What will I experience during the session?
Experiences with reflexology sessions vary from a general sense of relaxation and rest to a conscious awareness internally of the area of the body where the practitioner is working through the foot, hand or ear.
Many people experience a "lightness" or tingling in the body, as well as feelings of warmth, a sense of "opening," or "energy moving" from the practitioner's pressure to the specific body area or organ. There is often a physical perception of energy flowing through every organ, valve, gland, or muscle, as well as a sense of communication between each body system.
Other reactions during the session range from physical to emotional and may include:
- Perspiration of hands or feet
- Sensation of being cold or chilled
- Feeling light-headed
- Sighing deeply
- Overwhelming desire to sleep
- Disappearance of all pain and discomfort
- Loose, relaxed muscles
- Feeling like all organs are hanging freely, not stressed and connected
- Rarely, contraction of muscle groups (pain)
It Bears Repeating: Reflexologists Do Not Diagnose
Reflexologists do not diagnose or tell you about any congestion or tension they observe on the foot, hand, or ear during a session that may suggest abnormalities.
One of the theories of reflexology is that the body will nurture and repair itself once released from stress. If the body is extremely stressed, the reflexologist may refer you to a medical team or another treatment, if appropriate, but at no time will he or she give medical advice or diagnosis.
What happens at the end of the session?
Most reflexologists have some type of calm, peaceful way of closing the session that involves stroking the hand or foot and holding the limb in some manner. The important aspect is for you to feel comforted and nurtured, and to feel that you have had time for yourself during the session.
Now that the session is complete, you should not feel rushed. Gently bring yourself back into the present moment, and orient yourself. As you feel comfortable, gather yourself and your belongings to leave.
The practitioner may recommend that you drink water, rest if necessary, and pay attention to your body in the next few hours. If any questions or concerns arise, you should be able to call the practitioner.
Various reactions may occur following a reflexology session. These, too, are subtle, and are often not recognized by many people as a result of the reflexology therapy.
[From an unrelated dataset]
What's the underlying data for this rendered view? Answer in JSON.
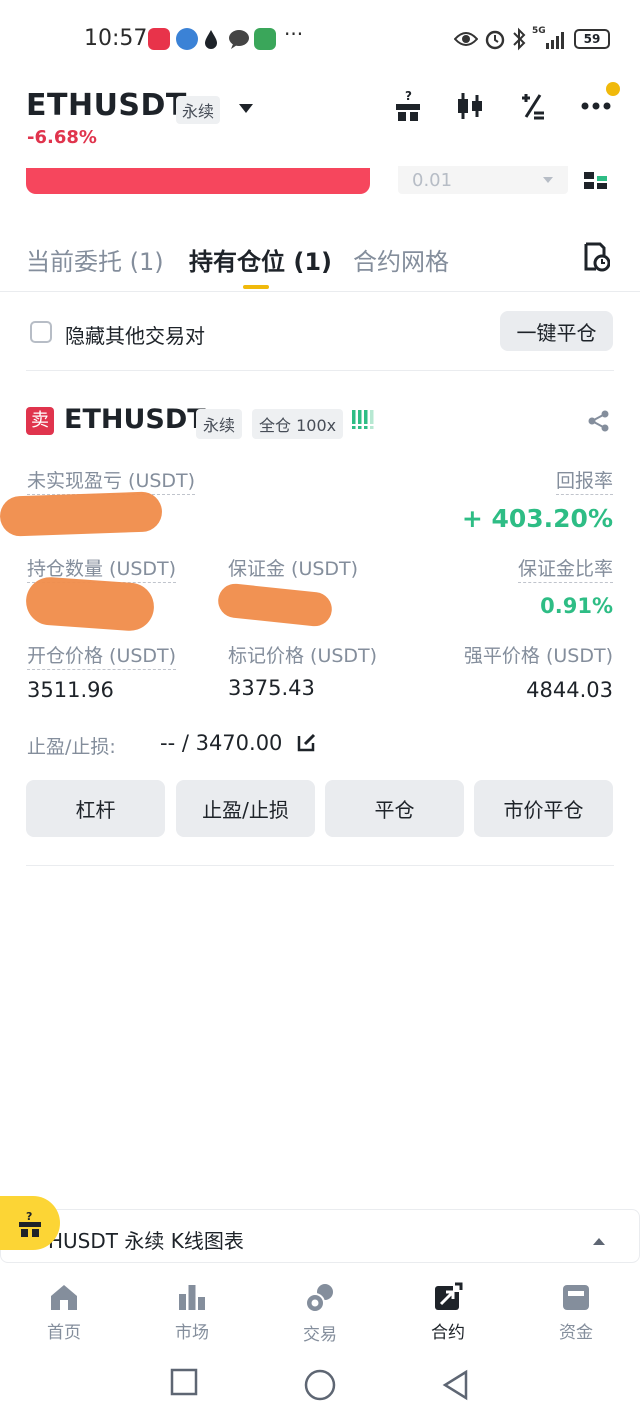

Many of the reactions are positive signs that the session is part of a healing process; other symptoms are indicative of the body's attempts to return to a state of balance and harmony. Symptoms usually last for 24-48 hours. Reactions may include:
- Increased energy
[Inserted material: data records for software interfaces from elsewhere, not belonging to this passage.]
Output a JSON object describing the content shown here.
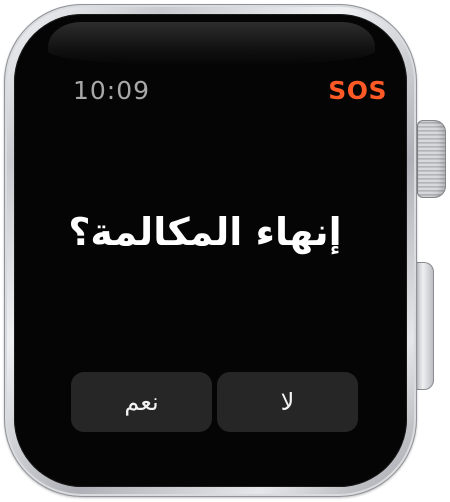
{
  "status": {
    "time": "10:09",
    "emergency_label": "SOS",
    "emergency_color": "#ff5a26"
  },
  "dialog": {
    "prompt": "إنهاء المكالمة؟",
    "yes_label": "نعم",
    "no_label": "لا"
  }
}
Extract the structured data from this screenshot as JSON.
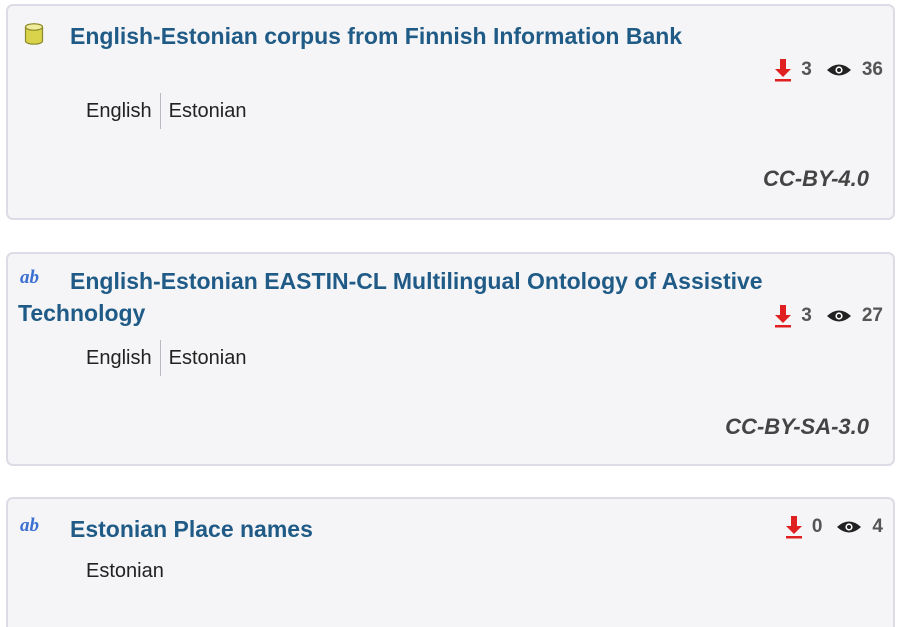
{
  "resources": [
    {
      "icon": "database-icon",
      "title": "English-Estonian corpus from Finnish Information Bank",
      "downloads": "3",
      "views": "36",
      "languages": [
        "English",
        "Estonian"
      ],
      "license": "CC-BY-4.0"
    },
    {
      "icon": "ab-lexical-icon",
      "icon_text": "ab",
      "title": "English-Estonian EASTIN-CL Multilingual Ontology of Assistive Technology",
      "downloads": "3",
      "views": "27",
      "languages": [
        "English",
        "Estonian"
      ],
      "license": "CC-BY-SA-3.0"
    },
    {
      "icon": "ab-lexical-icon",
      "icon_text": "ab",
      "title": "Estonian Place names",
      "downloads": "0",
      "views": "4",
      "languages": [
        "Estonian"
      ],
      "license": ""
    }
  ],
  "colors": {
    "title": "#1f5b86",
    "download_icon": "#e02020",
    "card_bg": "#f5f5f7",
    "card_border": "#dcdce6"
  }
}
- Enhanced sleep
- Relief from pain
- More mobile joints
- Tiredness (some clients find that they need more sleep in order for the body to rest and repair)
- Skin rashes, pimples, or spots (due to elimination of toxins)
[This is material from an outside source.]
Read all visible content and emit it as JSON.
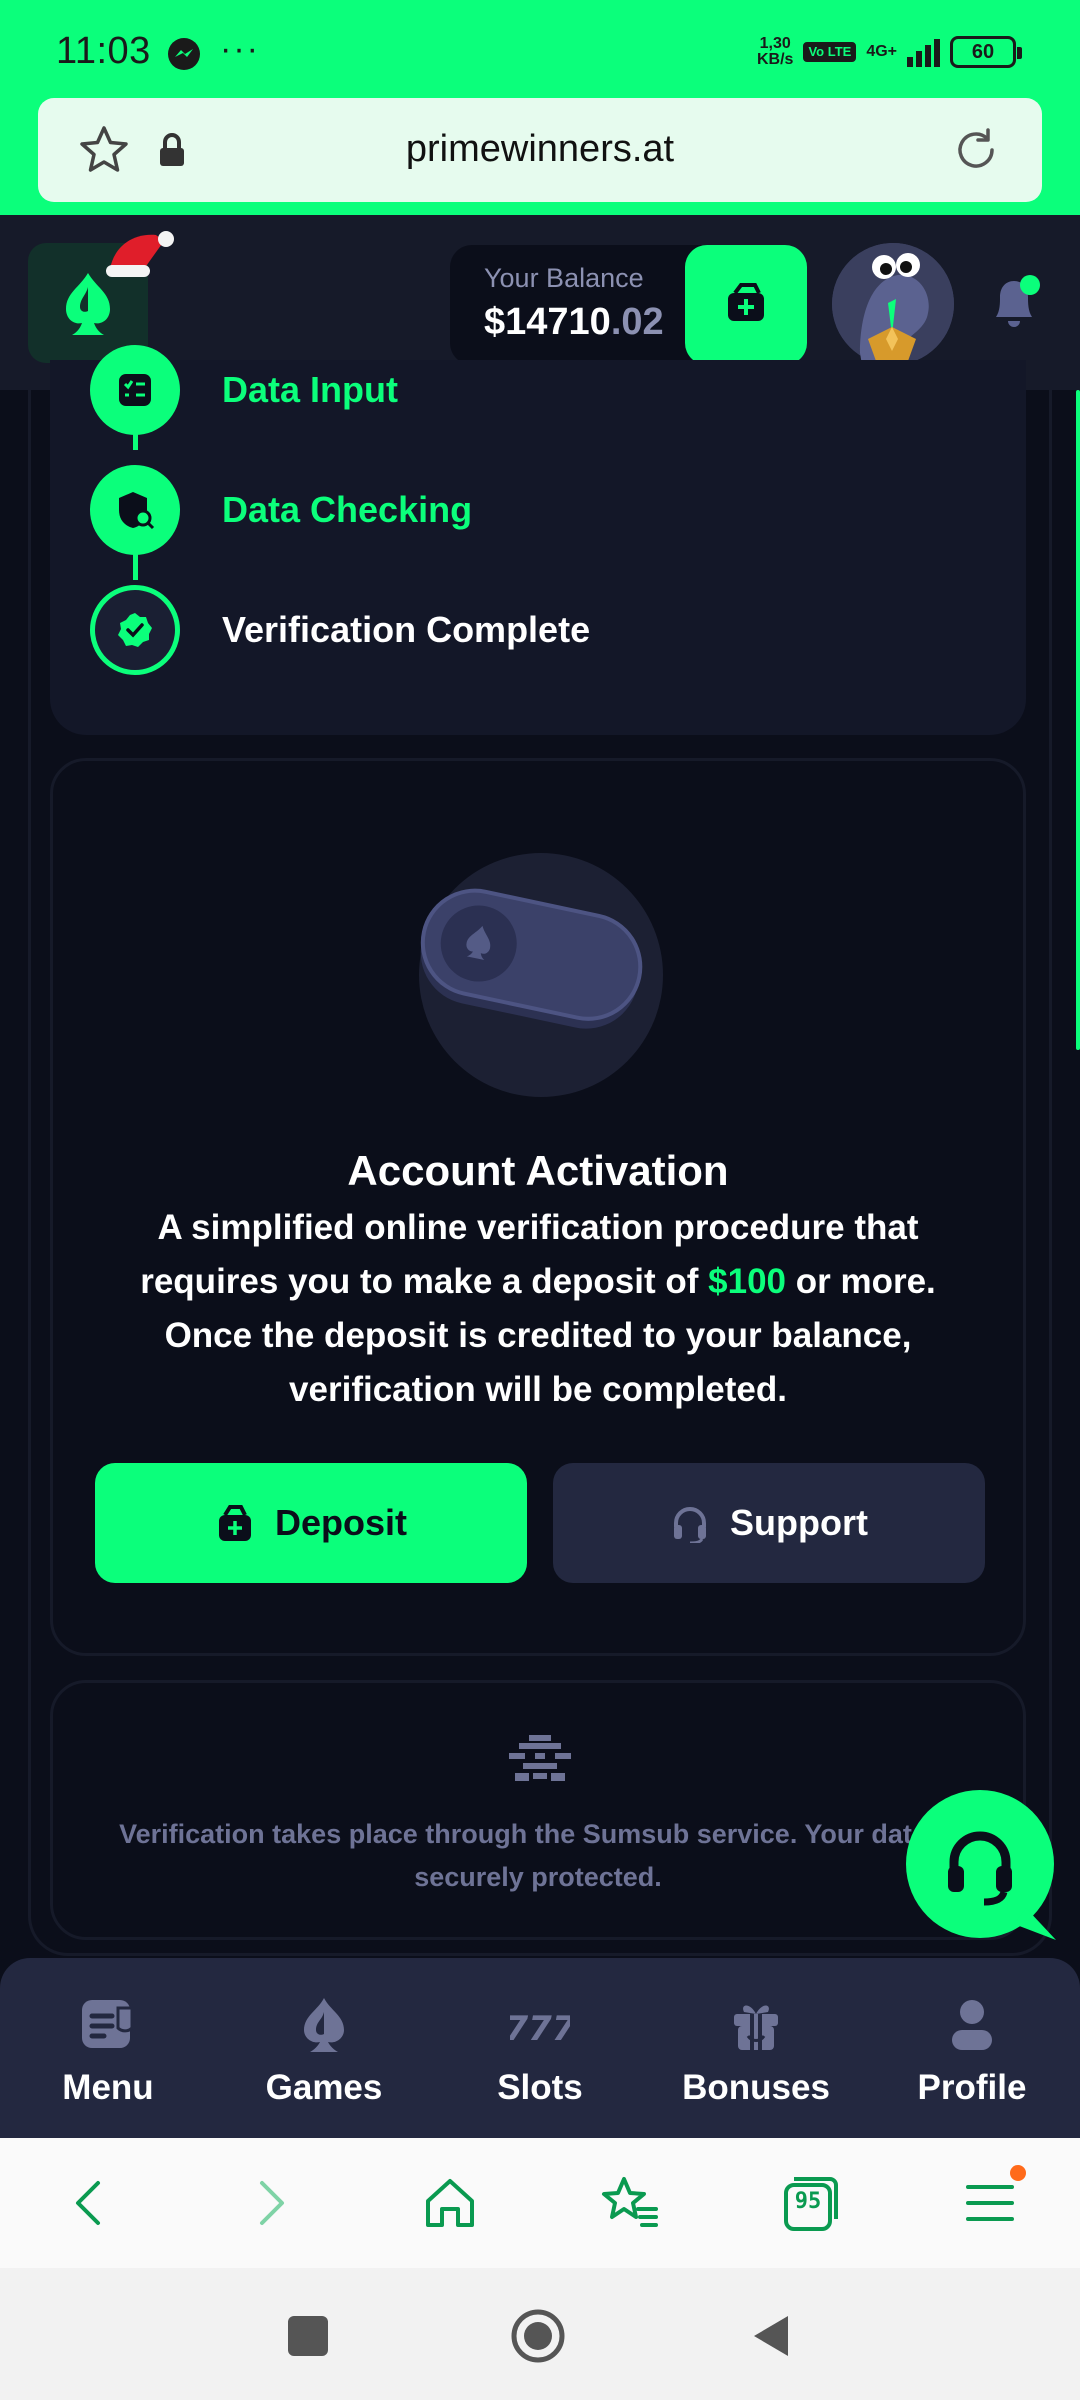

- Kidney stones passed with ease
- Frequent bowel movements, diarrhea (cleansing, elimination of toxins)
- Increased mucus (nasal discharge, vaginal discharge)
- Flu-like symptoms
- Emotional or psychological release (crying)
How many sessions are needed?
The number of sessions varies and is determined by the client's health and reasons for seeking reflexology. But in general, results from reflexology are often subtle and are cumulative. Thus, you are more likely to see greater benefits from regular sessions (for example, once a week for six weeks) than if you had a session once every six months.
If you are dealing with a specific illness or condition, you may need to have more frequent sessions. A general recommendation might be to begin with a session every week for 6-8 weeks, followed by a "tune -up" every four weeks.
Crane, B. (1997). Reflexology: The Definitive Practitioner's Manual. London, Great Britain: Butler & Tanner Ltd.
Dougans, I., & Ellis, S. (1992). The Art of Reflexology: A New Approach Using the Chinese Meridian Theory. Shaftesbury, Dorset: Element.
American Reflexology Certification Board. (1999). Study Guide Outline. Gulfport, FL: American Reflexology Certification Board.